I thought that some of our listeners would appreciate knowing more about the technical details of the show, so here we go! Note that links do not imply endorsement from any of the companies I link to.
For the first ten episodes, we recorded the show using three mics. The first was a Marshall 990 cardioid condenser microphone. It's about the size of a can of soda and we mounted it on a standard mic stand. We put one person slightly to the left and one slightly to the right so that it picked them both up (someone gets to sit in the middle when we have a guest). The other two hosts were mic'd with a pair of SP-CMC-2A lapel mics and a pocket preamp. All three were piped into an Edirol FA-66, which was connected by FireWire to whichever machine we were using to record that night.
Episode 11 marked the beginning of a new process. I got an Allen & Heath Zed 14 mixer along with a few Nady dynamic mics, more stands, and a ton of cables. Yeah, they're cheap mics, but as a result, I was able to get enough to mic five people and podcasting doesn't really need better microphones. We take one mic per person and run it through the mixer, panning each one slightly differently to give a bit of stereo separation. The mixer has two balanced XLR outputs, so we run the pair out to the FA-66, which is still FireWire to the computer.
Of course, after the burglary, all of that but the FA-66 was gone. We ended up getting the same mixer, some Nady SP-5 microphones, some Mogami 2552 microphone wire in bulk which a friend and I terminated, and a new bit of hardware, a Behringer MDX4600 dynamics processor. That last one is covered in blinkenlights and is highly distracting, so I have to hide it. It really improves the quality of the audio going into the mixer, though, and the episodes should sound more even as a result.
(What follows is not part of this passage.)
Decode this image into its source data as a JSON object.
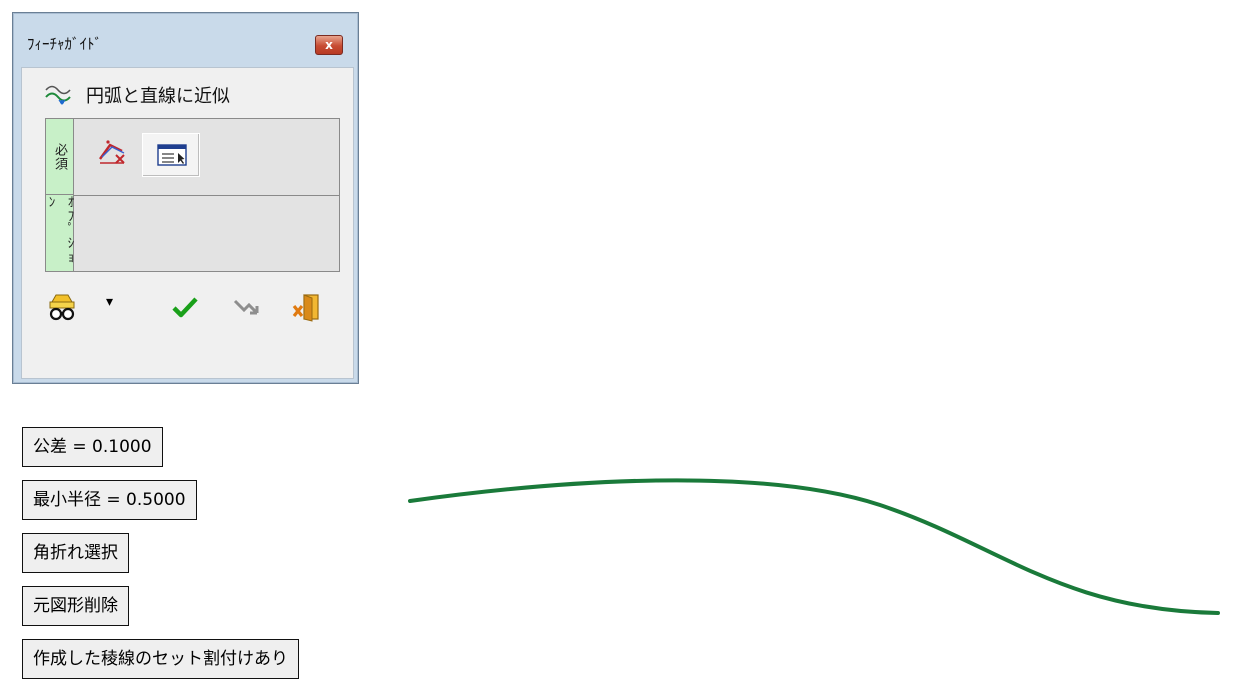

Starting with episode 2, we have been using GarageBand for the actual recording (24-bit, 44.1 kHz), since it's stupidly easy to set up and has some decent vocal enhancement AudioUnits. Plus, it has a really nice ducking feature. Once it's recorded, I tweak the effects a little then apply a lot of amplification and a lot of compression. No, this doesn't mean compression like MP3 or AAC, but rather level compression to get rid of loud peaks when people laugh and so forth. This is similar to what the MDX4600 does, but done after the mixer combines all of the tracks.
Now comes the editing. Very rarely do I edit out actual content. These four actually make these sorts of jokes in real conversation and we try for a fairly raw, conversational tone to the show. Most of the editing is clipping out the lead-in and lead-out on either side of the actual episode content. We go back and record an intro for the song and a promo for FurAffinity then mix in the song (GarageBand's ducking feature helps a lot here). Finally, I render everything as a set of 16-bit, 44.1 kHz monophonic AIFFs, pop them into iTunes, tag them, and convert to MP3 (64 kbit, mono, 44.1 kHz) and AAC (32 kbit, mono, 32 kHz). As of episode 11, I have also created another AAC, this one 64 kbit, stereo, 32 kHz.
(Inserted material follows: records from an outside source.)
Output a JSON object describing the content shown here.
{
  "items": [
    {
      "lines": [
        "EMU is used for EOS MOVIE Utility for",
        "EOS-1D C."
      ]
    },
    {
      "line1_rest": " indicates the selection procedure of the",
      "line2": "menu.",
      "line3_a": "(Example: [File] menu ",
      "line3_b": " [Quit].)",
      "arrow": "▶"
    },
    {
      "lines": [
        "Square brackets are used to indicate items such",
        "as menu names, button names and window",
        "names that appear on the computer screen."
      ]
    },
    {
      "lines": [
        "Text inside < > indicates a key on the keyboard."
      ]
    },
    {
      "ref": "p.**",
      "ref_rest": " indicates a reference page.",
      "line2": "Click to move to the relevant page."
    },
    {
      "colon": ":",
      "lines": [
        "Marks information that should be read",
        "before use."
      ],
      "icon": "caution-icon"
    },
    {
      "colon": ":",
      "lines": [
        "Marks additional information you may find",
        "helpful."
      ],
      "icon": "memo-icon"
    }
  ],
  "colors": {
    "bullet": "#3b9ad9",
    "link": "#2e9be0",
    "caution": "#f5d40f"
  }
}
Podcasts are a bit more than a set of files, though, so I use Podcast Maker to add even more metadata like the episode descriptions and the chapters. Most of that stuff goes into the podcast feed rather than the file, but chapters and art get merged into the audio. Podcast Maker actually has FTP publishing built right in, so I hit "Publish", it uploads the file and pings the iTunes server to let it know we've updated. I upload the MP3 by hand, modify the web site with RapidWeaver, and there you have it.
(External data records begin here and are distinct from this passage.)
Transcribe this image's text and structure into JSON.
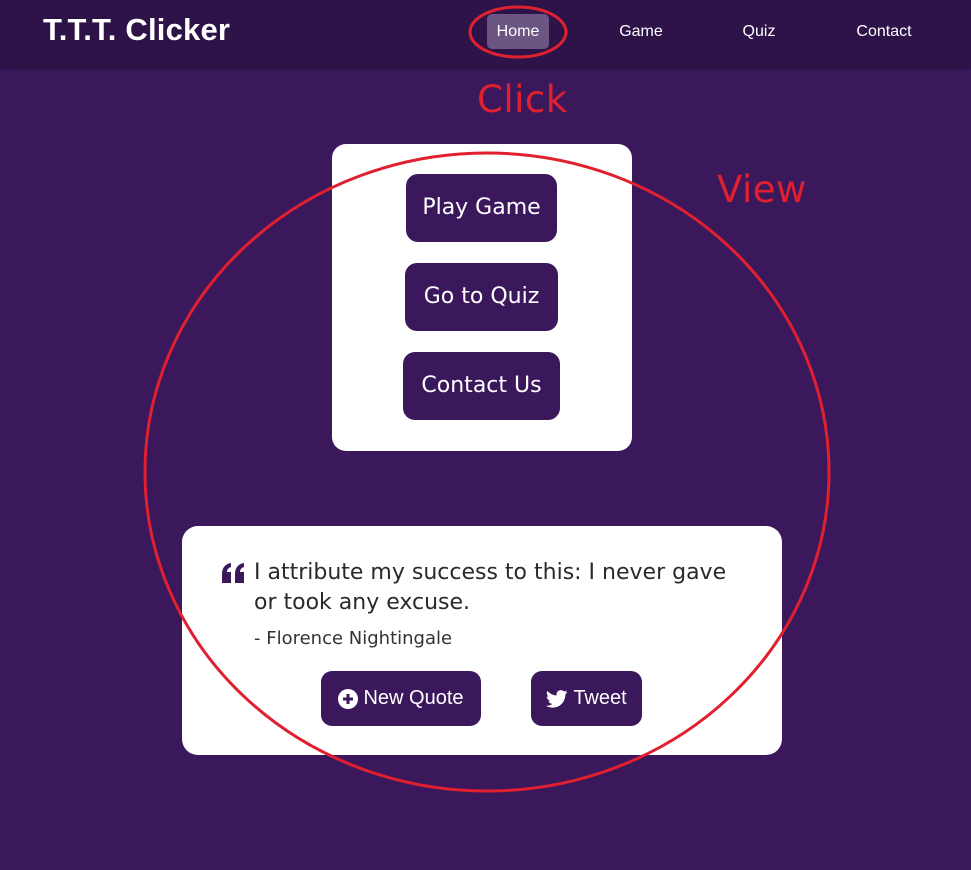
{
  "navbar": {
    "brand": "T.T.T. Clicker",
    "links": [
      "Home",
      "Game",
      "Quiz",
      "Contact"
    ],
    "active": "Home"
  },
  "menu": {
    "buttons": [
      "Play Game",
      "Go to Quiz",
      "Contact Us"
    ]
  },
  "quote": {
    "text": "I attribute my success to this: I never gave or took any excuse.",
    "author": "- Florence Nightingale",
    "new_quote_label": "New Quote",
    "tweet_label": "Tweet"
  },
  "annotations": {
    "click": "Click",
    "view": "View"
  },
  "icons": {
    "quote": "quote-left-icon",
    "new_quote": "plus-circle-icon",
    "tweet": "twitter-bird-icon"
  },
  "colors": {
    "background": "#3b185c",
    "navbar": "#2e1349",
    "active_link": "#6a5583",
    "card": "#ffffff",
    "annotation": "#e0202f"
  }
}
If you're wanting more information or advice for starting your own podcast, I'm always up for discussing audio techniques, hardware and software. ;-) You can reach me at Audio@FoxStuffers.com.
KnotCast's Tech-Savvy, At-Risk Panther